RIVER IN THE CITY
REVIVING THE URBAN RIVER’S EDGE AND MAKING IT AN URBAN COMMON
Our cities breed and grow from natural ecosystems. The relationship that water bodies and their allied landscapes share with the communities, its ecology has been changing inevitably. Rivers along with other ‘natural ecosystems’ have been commodified and manipulated in the modern-day urban setups for procuring land and the expanding urbanized boundaries. Rivers have always been shared resources that fulfill the needs of the communities. Communities effectively managed and sustained the river resources through centuries, but the changing perception of the urban ecological resources has rendered a landscape and eventually has forced communities to be devoid of having an interaction with nature.

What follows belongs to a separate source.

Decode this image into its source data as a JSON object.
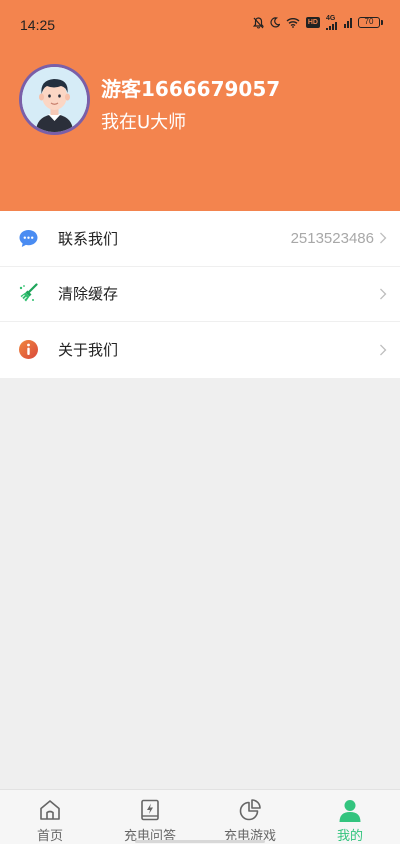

The thesis intends to examine the changing socio-ecological relationships between the land, the river and different communities, across time. The thesis attempts to analyse and tell the story of an urban river through the lens of local and collective histories, ecologies with juxtaposition of the policies and the political imagination of landscapes by the state. The state, the market and the urban communities perceive the urban landscapes in varied ways today. These perceptions are shaped by different socio-economic and political agendas and desires. The methodology examines the chronological evolution of the Dahisar river landscape with the layers of socio-culture significance and its ecology, to build a narrative. The changing associations and values assigned to the river can be laid out to conclude the future imagination of the landscape.
The thesis aims to reshape the perception of urban rivers and evoke considerations of socio-ecological relationships in the designing urban landscapes, and making it an ‘Urban common’ by community stewardship, and through systemic interventions conserving its ecology.
Natural ecosystems, commodified, shared resources, reshaping socio- ecological relationships, urban common.